Sigma set to unleash trio of fast f/1.4 primes for L-mount
(Image credit: Sigma)

Sigma has announced a trio of fast prime Contemporary lenses for the L-mount ecosystem: the Sigma 16mm f/1.4 DC DN, Sigma 30mm f/1.4 DC DN and Sigma 56mm f/1.4 DC DN – all of which will be available in July. 

These lenses are already available for Sony E-mount, Canon EF-M and Micro Four Thirds, but like the new Sigma 100-400mm f/5-6.3 DG DN OS all three lenses have been optimized for the L-mount system. This means they should pair with the Leica TL2 – and presumably the APS-C based L-mount cameras that Sigma and Panasonic may or may not be working on. 

Likewise, all three primes are weather-sealed, and are fully compatible with AF-C mode, image stabilization and in-camera aberration correction – and they all include a lens hood. 

(Image credit: Sigma)

The Sigma 16mm f/1.4 DC DN | Contemporary features 16 elements in 13 groups, with 9 aperture blades. It has a minimum focusing distance of 25cm, and maximum magnification of 1:9.9. It measures 72.2mm × 90.3mm, weighs 415g and has a 67mm filter size. 

(Image credit: Sigma)

The Sigma 30mm f/1.4 DC DN | Contemporary has 9 elements in 7 groups and 9 blades. Minimum focusing distance is 30cm, with a 1:7 magnification ratio. It measures 65.4mm × 71.3mm and weighs 280g with a 52mm filter. 

(Image credit: Sigma)

Finally, the Sigma 56mm f/1.4 DC DN | Contemporary boasts 10 elements in 6 groups, again with 9 diaphragm blades. It has a minimum focusing distance of 50cm and a maximum magnification of 1:7.4. It measures 66.5mm × 57.5mm and weights 285g, and has a 55mm filter.

All three lenses will be available in July, with the Sigma 16mm f/1.4 DC DN priced at $449 / £449.99, the Sigma 30mm f/1.4 DC DN at $339 / £329.99 and Sigma 56mm f/1.4 DC DN for $479 / £399.99. 

Read more: 

Best L-mount lenses for Panasonic, Leica and Sigma mirrorless cameras
L-mount lens roadmap: Panasonic promises 42 lenses by the end of 2020
The best 50mm lens: Which 'standard prime' is the right one for you?
What is a prime lens?

James Artaius

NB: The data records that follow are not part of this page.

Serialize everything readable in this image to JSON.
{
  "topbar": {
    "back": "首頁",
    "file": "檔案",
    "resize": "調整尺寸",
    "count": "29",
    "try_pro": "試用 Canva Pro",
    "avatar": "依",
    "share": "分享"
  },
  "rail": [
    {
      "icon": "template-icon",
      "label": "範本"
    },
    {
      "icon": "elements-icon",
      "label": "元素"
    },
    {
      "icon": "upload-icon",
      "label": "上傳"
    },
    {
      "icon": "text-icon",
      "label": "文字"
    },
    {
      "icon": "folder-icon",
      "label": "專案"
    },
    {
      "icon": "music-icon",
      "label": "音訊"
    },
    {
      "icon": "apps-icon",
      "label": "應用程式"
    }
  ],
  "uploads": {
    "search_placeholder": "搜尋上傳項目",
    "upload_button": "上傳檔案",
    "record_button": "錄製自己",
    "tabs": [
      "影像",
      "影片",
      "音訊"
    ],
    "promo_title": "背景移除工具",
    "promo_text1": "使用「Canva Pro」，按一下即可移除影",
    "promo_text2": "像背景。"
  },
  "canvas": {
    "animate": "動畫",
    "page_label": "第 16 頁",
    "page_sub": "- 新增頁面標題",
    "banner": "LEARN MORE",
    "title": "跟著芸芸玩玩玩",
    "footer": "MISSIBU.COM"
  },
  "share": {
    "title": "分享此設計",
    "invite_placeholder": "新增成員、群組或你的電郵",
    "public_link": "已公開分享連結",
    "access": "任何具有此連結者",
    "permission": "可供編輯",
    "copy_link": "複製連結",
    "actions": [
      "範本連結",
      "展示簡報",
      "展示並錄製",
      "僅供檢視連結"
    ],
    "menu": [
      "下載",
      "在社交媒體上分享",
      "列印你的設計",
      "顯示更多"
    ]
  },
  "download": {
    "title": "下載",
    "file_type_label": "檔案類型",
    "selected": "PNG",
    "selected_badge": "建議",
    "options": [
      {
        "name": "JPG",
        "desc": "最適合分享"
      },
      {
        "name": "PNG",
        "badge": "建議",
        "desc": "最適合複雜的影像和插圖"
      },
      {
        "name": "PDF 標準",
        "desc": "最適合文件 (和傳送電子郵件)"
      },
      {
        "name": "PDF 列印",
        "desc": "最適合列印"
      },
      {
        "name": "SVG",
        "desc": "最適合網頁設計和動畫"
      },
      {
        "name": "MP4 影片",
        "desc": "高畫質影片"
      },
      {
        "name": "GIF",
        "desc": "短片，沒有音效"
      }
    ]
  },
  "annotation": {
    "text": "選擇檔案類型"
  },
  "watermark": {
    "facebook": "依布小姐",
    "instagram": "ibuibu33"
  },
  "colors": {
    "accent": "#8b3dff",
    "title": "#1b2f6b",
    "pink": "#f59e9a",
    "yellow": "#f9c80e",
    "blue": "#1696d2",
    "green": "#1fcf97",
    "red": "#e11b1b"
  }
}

The editor of Digital Camera World, James started working in the photographic industry in 2014 as an assistant to Damian McGillicuddy – successor to David Bailey as Principal Photographer for Olympus. In this time he shot for clients as diverse as Aston Martin Racing, Elinchrom and L'Oréal, in addition to shooting campaigns and product testing for Olympus. An Olympus and Canon user, James was previously technique editor on PhotoPlus: The Canon Magazine.